Top of SUPPLIED MATERIAL

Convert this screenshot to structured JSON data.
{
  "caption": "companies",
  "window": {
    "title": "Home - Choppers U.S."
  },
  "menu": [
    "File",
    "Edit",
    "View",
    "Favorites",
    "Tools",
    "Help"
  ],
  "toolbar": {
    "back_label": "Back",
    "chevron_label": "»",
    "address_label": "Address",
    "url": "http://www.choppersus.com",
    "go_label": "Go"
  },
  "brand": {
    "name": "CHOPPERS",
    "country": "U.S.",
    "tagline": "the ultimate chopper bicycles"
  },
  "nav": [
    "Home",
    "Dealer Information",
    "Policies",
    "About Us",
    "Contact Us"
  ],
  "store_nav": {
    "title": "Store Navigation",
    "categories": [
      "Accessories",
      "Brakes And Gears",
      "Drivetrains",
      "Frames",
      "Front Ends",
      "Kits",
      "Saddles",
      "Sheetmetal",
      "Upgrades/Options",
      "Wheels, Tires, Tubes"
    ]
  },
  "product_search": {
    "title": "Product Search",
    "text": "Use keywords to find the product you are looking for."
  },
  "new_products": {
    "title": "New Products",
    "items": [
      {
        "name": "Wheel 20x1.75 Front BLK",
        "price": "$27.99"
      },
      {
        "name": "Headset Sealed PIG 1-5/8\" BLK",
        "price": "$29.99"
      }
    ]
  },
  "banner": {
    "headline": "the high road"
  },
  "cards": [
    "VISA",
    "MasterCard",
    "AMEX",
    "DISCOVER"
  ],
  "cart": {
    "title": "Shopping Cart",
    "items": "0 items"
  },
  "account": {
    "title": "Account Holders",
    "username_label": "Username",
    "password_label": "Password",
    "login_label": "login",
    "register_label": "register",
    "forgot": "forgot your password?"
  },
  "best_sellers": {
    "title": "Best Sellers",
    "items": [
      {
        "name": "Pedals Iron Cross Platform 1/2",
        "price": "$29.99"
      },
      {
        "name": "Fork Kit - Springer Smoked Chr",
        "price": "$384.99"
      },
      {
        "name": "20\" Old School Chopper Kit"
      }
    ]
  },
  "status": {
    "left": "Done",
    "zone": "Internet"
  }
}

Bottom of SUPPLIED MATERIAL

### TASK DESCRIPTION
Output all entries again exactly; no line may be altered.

### SOLUTION FOR THIS EXERCISE
Convert this screenshot to structured JSON data.
{
  "caption": "companies",
  "window": {
    "title": "Home - Choppers U.S."
  },
  "menu": [
    "File",
    "Edit",
    "View",
    "Favorites",
    "Tools",
    "Help"
  ],
  "toolbar": {
    "back_label": "Back",
    "chevron_label": "»",
    "address_label": "Address",
    "url": "http://www.choppersus.com",
    "go_label": "Go"
  },
  "brand": {
    "name": "CHOPPERS",
    "country": "U.S.",
    "tagline": "the ultimate chopper bicycles"
  },
  "nav": [
    "Home",
    "Dealer Information",
    "Policies",
    "About Us",
    "Contact Us"
  ],
  "store_nav": {
    "title": "Store Navigation",
    "categories": [
      "Accessories",
      "Brakes And Gears",
      "Drivetrains",
      "Frames",
      "Front Ends",
      "Kits",
      "Saddles",
      "Sheetmetal",
      "Upgrades/Options",
      "Wheels, Tires, Tubes"
    ]
  },
  "product_search": {
    "title": "Product Search",
    "text": "Use keywords to find the product you are looking for."
  },
  "new_products": {
    "title": "New Products",
    "items": [
      {
        "name": "Wheel 20x1.75 Front BLK",
        "price": "$27.99"
      },
      {
        "name": "Headset Sealed PIG 1-5/8\" BLK",
        "price": "$29.99"
      }
    ]
  },
  "banner": {
    "headline": "the high road"
  },
  "cards": [
    "VISA",
    "MasterCard",
    "AMEX",
    "DISCOVER"
  ],
  "cart": {
    "title": "Shopping Cart",
    "items": "0 items"
  },
  "account": {
    "title": "Account Holders",
    "username_label": "Username",
    "password_label": "Password",
    "login_label": "login",
    "register_label": "register",
    "forgot": "forgot your password?"
  },
  "best_sellers": {
    "title": "Best Sellers",
    "items": [
      {
        "name": "Pedals Iron Cross Platform 1/2",
        "price": "$29.99"
      },
      {
        "name": "Fork Kit - Springer Smoked Chr",
        "price": "$384.99"
      },
      {
        "name": "20\" Old School Chopper Kit"
      }
    ]
  },
  "status": {
    "left": "Done",
    "zone": "Internet"
  }
}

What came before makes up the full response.